City Council Moves Forward with Potential Historic District
On February 3, 2021 the Norco City Council voted unanimously to move forward with the potential establishment of an Equestrian-Themed Historic District designed to preserve the unique character of Horsetown USA, a community of rural character that welcomes an animal-keeping lifestyle. As part of this action, the Council authorized a budget of $28,000 for Bill Wilkman, the City’s Cultural Resources Consultant, to explore the feasibility of establishing such a district, creating the necessary documents and conducting the appropriate research.

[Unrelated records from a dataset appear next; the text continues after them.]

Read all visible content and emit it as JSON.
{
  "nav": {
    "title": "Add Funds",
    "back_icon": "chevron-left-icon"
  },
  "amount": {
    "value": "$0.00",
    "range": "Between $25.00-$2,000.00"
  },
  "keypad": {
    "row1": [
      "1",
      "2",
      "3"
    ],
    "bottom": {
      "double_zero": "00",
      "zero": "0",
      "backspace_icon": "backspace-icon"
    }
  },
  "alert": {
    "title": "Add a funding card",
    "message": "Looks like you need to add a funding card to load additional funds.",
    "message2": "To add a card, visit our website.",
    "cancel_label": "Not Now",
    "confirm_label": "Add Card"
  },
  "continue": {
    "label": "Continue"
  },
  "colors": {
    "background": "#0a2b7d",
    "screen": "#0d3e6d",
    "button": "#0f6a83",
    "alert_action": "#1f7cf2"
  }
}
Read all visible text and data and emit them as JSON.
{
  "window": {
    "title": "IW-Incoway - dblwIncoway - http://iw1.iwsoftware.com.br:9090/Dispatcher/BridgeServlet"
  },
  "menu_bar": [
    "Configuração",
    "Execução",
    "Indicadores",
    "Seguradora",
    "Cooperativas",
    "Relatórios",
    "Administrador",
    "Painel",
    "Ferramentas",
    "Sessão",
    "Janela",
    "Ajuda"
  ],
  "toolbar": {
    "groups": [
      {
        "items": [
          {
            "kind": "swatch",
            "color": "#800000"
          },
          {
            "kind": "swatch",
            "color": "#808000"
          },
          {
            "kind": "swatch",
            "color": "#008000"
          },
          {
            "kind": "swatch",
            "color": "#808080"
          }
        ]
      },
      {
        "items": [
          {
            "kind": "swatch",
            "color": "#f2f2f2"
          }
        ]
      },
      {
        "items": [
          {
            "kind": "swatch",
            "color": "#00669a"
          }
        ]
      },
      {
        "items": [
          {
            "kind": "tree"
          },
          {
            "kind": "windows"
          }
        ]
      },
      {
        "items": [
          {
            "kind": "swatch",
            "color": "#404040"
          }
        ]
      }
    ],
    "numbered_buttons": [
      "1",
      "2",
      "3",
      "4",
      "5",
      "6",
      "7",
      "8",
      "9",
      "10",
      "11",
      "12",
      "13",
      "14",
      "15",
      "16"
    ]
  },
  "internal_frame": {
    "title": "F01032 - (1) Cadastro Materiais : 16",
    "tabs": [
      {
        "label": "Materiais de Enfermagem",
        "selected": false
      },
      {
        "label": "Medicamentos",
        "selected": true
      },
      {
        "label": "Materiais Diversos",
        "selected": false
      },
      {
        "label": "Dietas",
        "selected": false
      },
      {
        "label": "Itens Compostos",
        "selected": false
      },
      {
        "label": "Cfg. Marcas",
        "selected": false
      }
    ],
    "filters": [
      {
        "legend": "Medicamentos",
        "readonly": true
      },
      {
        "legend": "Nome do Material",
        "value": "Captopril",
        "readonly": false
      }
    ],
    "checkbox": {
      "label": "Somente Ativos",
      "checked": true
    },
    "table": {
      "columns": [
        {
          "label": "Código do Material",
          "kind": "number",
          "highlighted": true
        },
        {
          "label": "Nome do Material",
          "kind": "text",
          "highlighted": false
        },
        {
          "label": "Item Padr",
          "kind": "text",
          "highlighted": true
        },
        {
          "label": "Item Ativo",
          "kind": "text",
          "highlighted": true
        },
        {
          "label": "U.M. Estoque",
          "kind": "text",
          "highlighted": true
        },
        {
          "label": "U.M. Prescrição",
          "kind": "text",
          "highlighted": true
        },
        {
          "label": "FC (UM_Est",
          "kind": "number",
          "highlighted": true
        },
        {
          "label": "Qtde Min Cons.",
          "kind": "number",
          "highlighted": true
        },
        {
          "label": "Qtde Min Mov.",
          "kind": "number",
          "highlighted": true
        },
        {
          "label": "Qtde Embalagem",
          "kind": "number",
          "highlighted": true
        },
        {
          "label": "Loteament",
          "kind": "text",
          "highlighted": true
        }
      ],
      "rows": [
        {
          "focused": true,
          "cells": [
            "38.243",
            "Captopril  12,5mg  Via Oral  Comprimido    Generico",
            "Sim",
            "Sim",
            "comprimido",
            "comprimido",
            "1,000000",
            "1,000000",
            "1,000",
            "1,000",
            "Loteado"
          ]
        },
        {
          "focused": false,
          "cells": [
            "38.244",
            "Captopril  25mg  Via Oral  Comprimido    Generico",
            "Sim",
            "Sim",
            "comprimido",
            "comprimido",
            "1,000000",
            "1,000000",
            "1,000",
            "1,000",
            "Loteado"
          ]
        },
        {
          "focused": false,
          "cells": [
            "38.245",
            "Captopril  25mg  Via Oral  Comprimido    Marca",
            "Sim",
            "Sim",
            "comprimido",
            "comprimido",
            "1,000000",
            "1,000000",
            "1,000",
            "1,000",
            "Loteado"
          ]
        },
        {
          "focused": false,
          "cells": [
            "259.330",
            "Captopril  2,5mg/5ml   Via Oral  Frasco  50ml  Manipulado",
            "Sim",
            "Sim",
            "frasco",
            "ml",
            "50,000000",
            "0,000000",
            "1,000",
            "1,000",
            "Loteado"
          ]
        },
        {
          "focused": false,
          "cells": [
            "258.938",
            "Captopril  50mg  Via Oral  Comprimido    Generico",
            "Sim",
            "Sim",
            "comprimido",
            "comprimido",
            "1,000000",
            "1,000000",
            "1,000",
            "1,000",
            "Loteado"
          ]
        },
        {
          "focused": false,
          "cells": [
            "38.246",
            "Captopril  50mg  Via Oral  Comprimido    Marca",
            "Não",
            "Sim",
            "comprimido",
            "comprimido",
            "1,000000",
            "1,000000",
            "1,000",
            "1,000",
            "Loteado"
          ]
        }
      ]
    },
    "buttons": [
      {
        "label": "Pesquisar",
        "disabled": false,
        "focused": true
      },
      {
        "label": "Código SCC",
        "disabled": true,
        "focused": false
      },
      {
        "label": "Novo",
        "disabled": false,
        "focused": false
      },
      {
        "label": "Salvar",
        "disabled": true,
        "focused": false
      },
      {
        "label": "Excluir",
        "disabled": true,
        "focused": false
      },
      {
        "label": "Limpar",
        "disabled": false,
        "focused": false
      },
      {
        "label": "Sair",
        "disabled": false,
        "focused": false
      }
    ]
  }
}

Norco’s large-lot, agricultural zoning constitutes a historical place worthy of formal designation, and an Equestrian-Themed Historic District would commemorate Norco’s agrarian roots and honor the community’s culture. The lifestyle cherished by Norconians is currently jeopardized by overly aggressive developers and state legislation that tends to apply uniform land use policies to every community, without regard to their own distinct personalities. An Equestrian-Themed Historic District is a potential means of preserving Norco’s unique characteristics and lifestyle. The proposed Historic District would encompass all of the properties in the City’s “A” zoning district, affecting 5,748 residential owners.
In his presentation to the City Council on February 3, Mr. Wilkman stated his proposed contract would include working with City communications staff to conduct outreach to the affected areas, including activating a hotline to respond to all resident inquiries. He explained that unlike a historic district based on architecture, not every property would be individually surveyed or catalogued, but rather the equestrian/agrarian elements of affecting the District as a whole. Responding to Council questions, Mr. Wilkman indicated that individual property rights would not be compromised, nor would the underlying zoning. In architecture-based districts, property owners are subject to strict regulations when they wish to renovate their homes or construct additions, but such restrictions would not apply to property owners in the Equestrian-Themed Historic District envisioned for Norco.
Mr. Wilkman indicated that in most similar ordinances, objections of more than 50% of the affected property owners are sufficient to prevent a Historic District from moving forward, but the City Council has the authority to craft its own specific provisions. The City Attorney clarified that the City Council could also determine exactly what requirements or responsibilities, if any, would be expected of property owners within the District. Some sentiment was expressed that the equestrian trails on Sixth Street—which would not technically be included based on the zoning—should be identified as contributing to the character of the Historic District, as well as the open space along the banks of the Santa Ana River. There was also a suggestion that the Historic District recognize Norco's unique agrarian heritage in addition to its equestrian lifestyle, and Mr. Wilkman indicated that the City Council would have the ability to do so.
The City Council emphasized the importance of thorough public outreach and Mr. Wilkman pledged to work closely with City staff to ensure that all affected property owners are properly educated on the merits of, and process of creating, an Equestrian-Themed Historic District.
For more information, contact the City of Norco at (951) 270-5644 or firstname.lastname@example.org.